To avoid these scenarios, you may want to disable the OpenNMS repositories after a successful installation by editing the "
/etc/yum.repos.d/opennms*" file and adding enabled=0 inside each [opennms-*] section. This can just as easily be changed back when it's time to upgrade.
Next, you need to tell OpenNMS which Java you want it to use, using the "
$OPENNMS_HOME/bin/runjava" command. If you installed the recommended Sun/Oracle JDK, all you should need to do is point it at /usr/java/latest:
$OPENNMS_HOME/bin/runjava -S /usr/java/latest/bin/java
Create/Update the OpenNMS Database
Whenever you install OpenNMS or upgrade it, you should run the "
$OPENNMS_HOME/bin/install" command, to create the OpenNMS database, or update it to the latest version. The install command takes many options, but in most cases all you should need is:
- -d - to update the database
- -i - to insert any default data that belongs in the database
- -s - to create or update the stored procedures OpenNMS uses for certain kinds of data access
(Optional) Configure IPLIKE
OpenNMS uses a PostgreSQL stored procedure called "IPLIKE" which provides an API for easily performing complicated IP address queries. By default, OpenNMS installs a version of IPLIKE that is compatible with all versions of PostgreSQL, but there is a platform-specific version of IPLIKE with much better performance. While it is optional, it is recommended that you install the "
iplike" package from YUM for performance reasons.
Configure Your Firewall
Depending on your installation, some distributions will disable connecting to unknown IP ports by default.
Assuming that the iptables service is enabled, in order to permit connections from IP address other than the localhost (127.0.0.1), it is necessary to add a rule to the configuration file to allow OpenNMS.
Add a Firewall Exception for OpenNMS
In the case of RHEL and CentOS, this file is: /etc/sysconfig/iptables. If you edit this file, you should see 1 or more lines starting with "-A INPUT" and containing a destination port ("--dport"). You will want to make a copy of one of these lines, and changed the destination port to 8980, like so:
... -A INPUT -p icmp -j ACCEPT -A INPUT -i lo -j ACCEPT -A INPUT -m state --state NEW -m tcp -p tcp --dport 22 -j ACCEPT -A INPUT -m state --state NEW -m tcp -p tcp --dport 8980 -j ACCEPT -A INPUT -j REJECT --reject-with icmp-host-prohibited ...
Note that some versions of CentOS and RHEL, instead of "INPUT" you will see something like "RH-Firewall-1-INPUT". These are equivalent. For the technical details, see the man page for iptables.
Restricting Connections to a Specific Subnet
It is common, however to restrict such connections only from a trusted range of IP addresses, and the addition to iptables of an optional -s address/mask is probably a better practice:
... -A INPUT -p icmp -j ACCEPT -A INPUT -i lo -j ACCEPT -A INPUT -m state --state NEW -m tcp -p tcp --dport 22 -j ACCEPT -A INPUT -m state --state NEW -m tcp -p tcp -s 12.34.56.00/24 --dport 8980 -j ACCEPT -A INPUT -j REJECT --reject-with icmp-host-prohibited ...

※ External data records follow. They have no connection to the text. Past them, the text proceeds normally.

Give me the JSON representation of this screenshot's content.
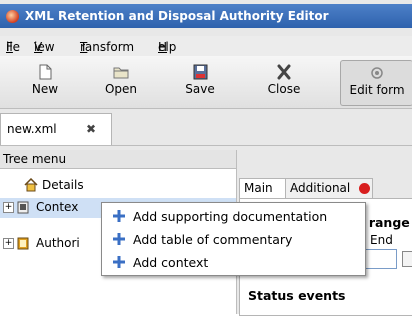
{
  "window": {
    "title": "XML Retention and Disposal Authority Editor"
  },
  "menubar": [
    {
      "label": "File",
      "mnemonic": "F",
      "rest": "ile"
    },
    {
      "label": "View",
      "mnemonic": "V",
      "rest": "iew"
    },
    {
      "label": "Transform",
      "mnemonic": "T",
      "rest": "ransform"
    },
    {
      "label": "Help",
      "mnemonic": "H",
      "rest": "elp"
    }
  ],
  "toolbar": {
    "new_label": "New",
    "open_label": "Open",
    "save_label": "Save",
    "close_label": "Close",
    "edit_form_label": "Edit form"
  },
  "doc_tab": {
    "label": "new.xml"
  },
  "tree": {
    "header": "Tree menu",
    "details": "Details",
    "context": "Contex",
    "authority": "Authori"
  },
  "right_panel": {
    "tab_main": "Main",
    "tab_additional": "Additional",
    "range_label": "e range",
    "end_label": "End",
    "status_events": "Status events"
  },
  "context_menu": {
    "items": [
      {
        "label": "Add supporting documentation"
      },
      {
        "label": "Add table of commentary"
      },
      {
        "label": "Add context"
      }
    ]
  },
  "colors": {
    "titlebar": "#2e62ad",
    "accent_plus": "#3a6fc4",
    "status_red": "#d81e1e"
  }
}
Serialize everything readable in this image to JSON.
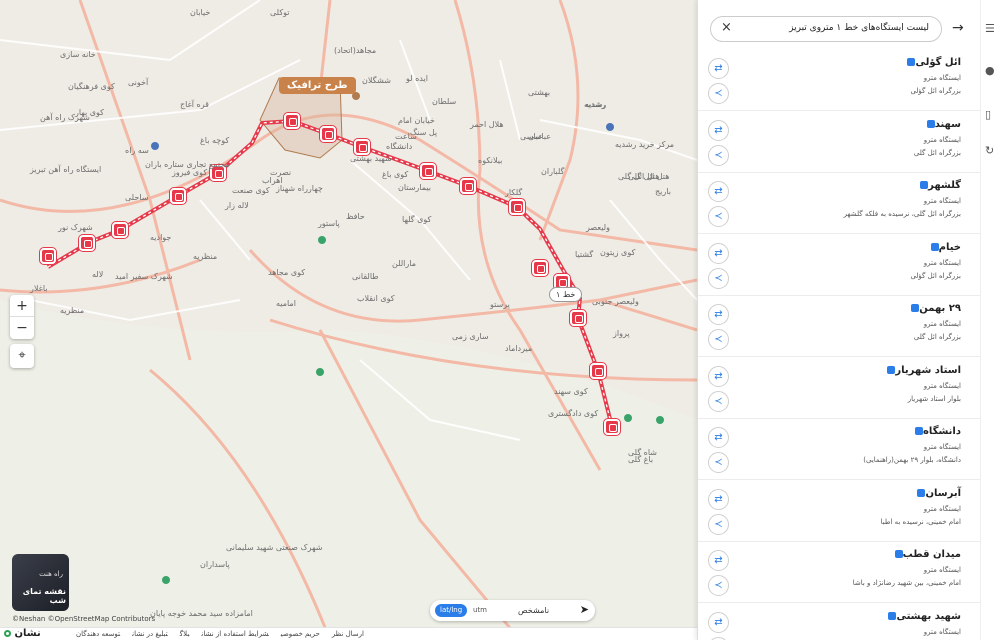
{
  "map": {
    "traffic_label": "طرح ترافیک",
    "line_badge": "خط ۱",
    "zoom_in": "+",
    "zoom_out": "−",
    "night_map": {
      "top_text": "راه هنت",
      "label": "نقشه تمای شب"
    },
    "attribution": "©Neshan ©OpenStreetMap Contributors",
    "labels": [
      "توکلی",
      "خیابان",
      "خانه سازی",
      "آخونی",
      "کوی فرهنگیان",
      "کوی بهار",
      "قره آغاج",
      "شهرک راه آهن",
      "کوچه باغ",
      "کوی فیروز",
      "ایستگاه راه آهن تبریز",
      "سه راه",
      "مجتمع تجاری ستاره باران",
      "لاله زار",
      "اهراب",
      "چهارراه شهناز",
      "ساحلی",
      "شهرک نور",
      "جوادیه",
      "نصرت",
      "منظریه",
      "کوی مجاهد",
      "پاستور",
      "حافظ",
      "شهرک سفیر امید",
      "لاله",
      "باغلار",
      "امامیه",
      "طالقانی",
      "کوی انقلاب",
      "ماراللن",
      "کوی گلها",
      "کوی باغ",
      "سلطان",
      "ایده لو",
      "ششگلان",
      "مجاهد(اتحاد)",
      "ساری زمی",
      "میرداماد",
      "گلکار",
      "گلباران",
      "ولیعصر",
      "ولیعصر جنوبی",
      "پرواز",
      "کوی سهند",
      "کوی دادگستری",
      "شاه گلی",
      "باغ گلی",
      "بیمارستان",
      "عباسی",
      "بیلانکوه",
      "بهشتی",
      "رشدیه",
      "مرکز خرید رشدیه",
      "هتل ائل گلی",
      "باریج",
      "خیابان امام",
      "ساعت",
      "شهید بهشتی",
      "دانشگاه",
      "کوی زیتون",
      "پرستو",
      "شهرک صنعتی شهید سلیمانی",
      "امامزاده سید محمد خوجه پایان",
      "گشتیا",
      "پل سنگ",
      "منظریه",
      "کوی صنعت",
      "هلال احمر",
      "پاسداران",
      "عباسی",
      "رشدیه",
      "هتل ائل گلی"
    ]
  },
  "coords": {
    "latlng": "lat/lng",
    "utm": "utm",
    "unknown": "نامشخص"
  },
  "footer": {
    "links": [
      "ارسال نظر",
      "حریم خصوصی",
      "شرایط استفاده از نشان",
      "بلاگ",
      "تبلیغ در نشان",
      "توسعه دهندگان"
    ],
    "brand": "نشان"
  },
  "panel": {
    "query": "لیست ایستگاه‌های خط ۱ متروی تبریز",
    "clear": "×",
    "back": "→",
    "stations": [
      {
        "name": "ائل گؤلی",
        "type": "ایستگاه مترو",
        "addr": "بزرگراه ائل گؤلی"
      },
      {
        "name": "سهند",
        "type": "ایستگاه مترو",
        "addr": "بزرگراه ائل گلی"
      },
      {
        "name": "گلشهر",
        "type": "ایستگاه مترو",
        "addr": "بزرگراه ائل گلی، نرسیده به فلکه گلشهر"
      },
      {
        "name": "خیام",
        "type": "ایستگاه مترو",
        "addr": "بزرگراه ائل گؤلی"
      },
      {
        "name": "۲۹ بهمن",
        "type": "ایستگاه مترو",
        "addr": "بزرگراه ائل گلی"
      },
      {
        "name": "استاد شهریار",
        "type": "ایستگاه مترو",
        "addr": "بلوار استاد شهریار"
      },
      {
        "name": "دانشگاه",
        "type": "ایستگاه مترو",
        "addr": "دانشگاه، بلوار ۲۹ بهمن(راهنمایی)"
      },
      {
        "name": "آبرسان",
        "type": "ایستگاه مترو",
        "addr": "امام خمینی، نرسیده به اطبا"
      },
      {
        "name": "میدان قطب",
        "type": "ایستگاه مترو",
        "addr": "امام خمینی، بین شهید رضانژاد و باشا"
      },
      {
        "name": "شهید بهشتی",
        "type": "ایستگاه مترو",
        "addr": ""
      }
    ]
  },
  "colors": {
    "metro_line": "#e5394a",
    "accent": "#2b7de9",
    "traffic_zone": "#c9834a"
  }
}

This example would add permitted access from the C-class network at: 12.34.56.00 through 220.127.116.11, being specified using CIDR notation.
Restart the Firewall
Once you have made your edits, you can restart the firewall by running the service command (as root):
/sbin/service iptables restart
Before logging out, try connecting to your server again to confirm connectivity.
Start OpenNMS and Connect to the Web UI
You can now start OpenNMS using the "service" command (as root):
/sbin/service opennms start
Change the Administrator Password
As mentioned above, the default username is "admin" and the default password is "admin" as well. It is recommended that you change the administrator user's password, for security reasons. To do so, log in to the web UI and then click on the username (admin) in the upper-right corner, and then click "Change Password." Enter the old and new passwords in the prompt, and click "OK."